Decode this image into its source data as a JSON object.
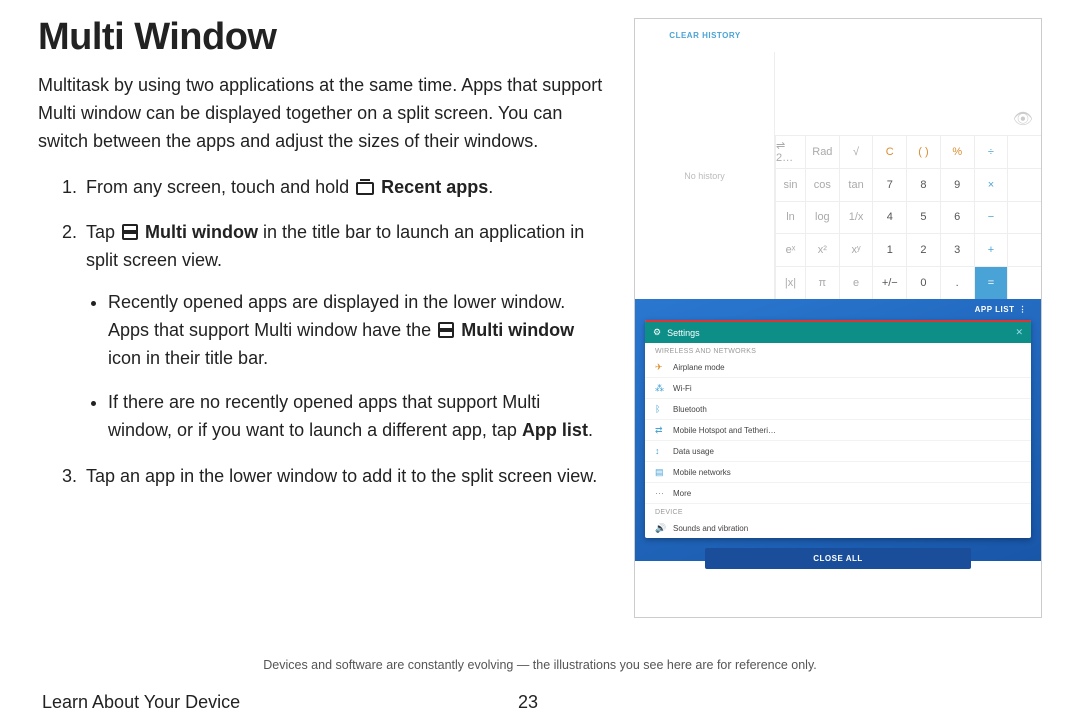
{
  "heading": "Multi Window",
  "intro": "Multitask by using two applications at the same time. Apps that support Multi window can be displayed together on a split screen. You can switch between the apps and adjust the sizes of their windows.",
  "steps": {
    "s1_a": "From any screen, touch and hold ",
    "s1_b": "Recent apps",
    "s1_c": ".",
    "s2_a": "Tap ",
    "s2_b": "Multi window",
    "s2_c": " in the title bar to launch an application in split screen view.",
    "s2_bul1_a": "Recently opened apps are displayed in the lower window. Apps that support Multi window have the ",
    "s2_bul1_b": "Multi window",
    "s2_bul1_c": " icon in their title bar.",
    "s2_bul2_a": "If there are no recently opened apps that support Multi window, or if you want to launch a different app, tap ",
    "s2_bul2_b": "App list",
    "s2_bul2_c": ".",
    "s3": "Tap an app in the lower window to add it to the split screen view."
  },
  "device": {
    "clear_history": "CLEAR HISTORY",
    "no_history": "No history",
    "disp": "⇌ 2…",
    "keys_row0": [
      "Rad",
      "√",
      "C",
      "( )",
      "%",
      "÷"
    ],
    "keys_row1": [
      "sin",
      "cos",
      "tan",
      "7",
      "8",
      "9",
      "×"
    ],
    "keys_row2": [
      "ln",
      "log",
      "1/x",
      "4",
      "5",
      "6",
      "−"
    ],
    "keys_row3": [
      "eˣ",
      "x²",
      "xʸ",
      "1",
      "2",
      "3",
      "+"
    ],
    "keys_row4": [
      "|x|",
      "π",
      "e",
      "+/−",
      "0",
      ".",
      "="
    ],
    "applist": "APP LIST",
    "settings_title": "Settings",
    "section": "WIRELESS AND NETWORKS",
    "rows": [
      "Airplane mode",
      "Wi-Fi",
      "Bluetooth",
      "Mobile Hotspot and Tetheri…",
      "Data usage",
      "Mobile networks",
      "More"
    ],
    "section2": "DEVICE",
    "row_dev": "Sounds and vibration",
    "closeall": "CLOSE ALL"
  },
  "disclaimer": "Devices and software are constantly evolving — the illustrations you see here are for reference only.",
  "footer_section": "Learn About Your Device",
  "page_number": "23"
}
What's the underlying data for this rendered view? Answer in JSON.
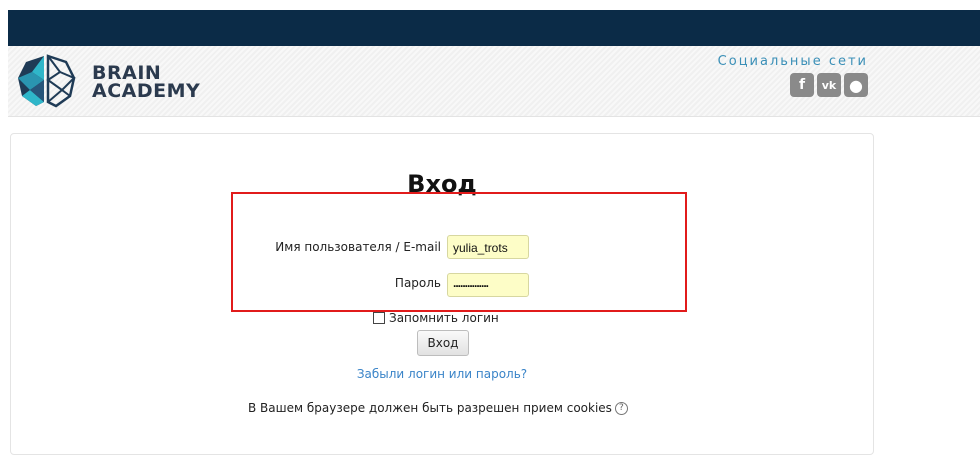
{
  "brand": {
    "line1": "BRAIN",
    "line2": "ACADEMY",
    "colors": {
      "topbar": "#0b2b47",
      "logo_dark": "#1f3b56",
      "logo_teal": "#2fb6c9"
    }
  },
  "social": {
    "title": "Социальные сети",
    "icons": [
      {
        "name": "facebook-icon",
        "glyph": "f"
      },
      {
        "name": "vk-icon",
        "glyph": "vk"
      },
      {
        "name": "globe-icon",
        "glyph": "●"
      }
    ]
  },
  "login": {
    "title": "Вход",
    "username_label": "Имя пользователя / E-mail",
    "username_value": "yulia_trots",
    "password_label": "Пароль",
    "password_value": "...............",
    "remember_label": "Запомнить логин",
    "submit_label": "Вход",
    "forgot_link": "Забыли логин или пароль?",
    "cookies_note": "В Вашем браузере должен быть разрешен прием cookies",
    "help_glyph": "?"
  }
}
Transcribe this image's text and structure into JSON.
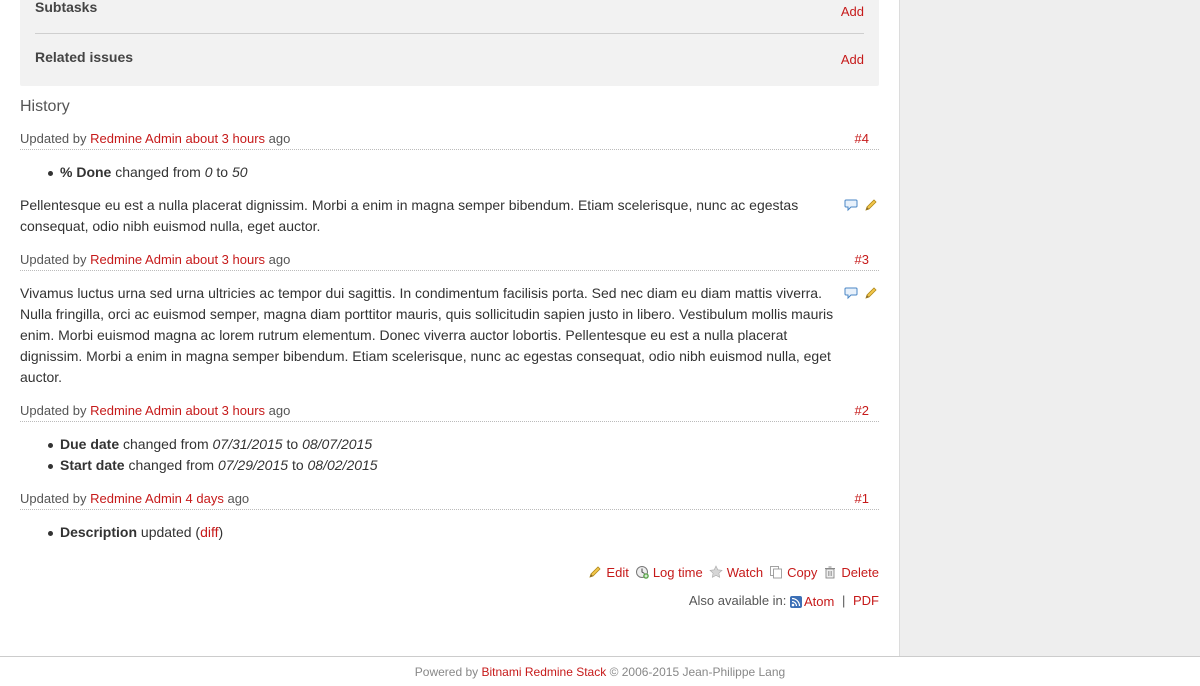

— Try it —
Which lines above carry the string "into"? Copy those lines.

— Output of the exercise —
Decode this image into its source data as a JSON object.
Transcribe this image's text and structure into JSON.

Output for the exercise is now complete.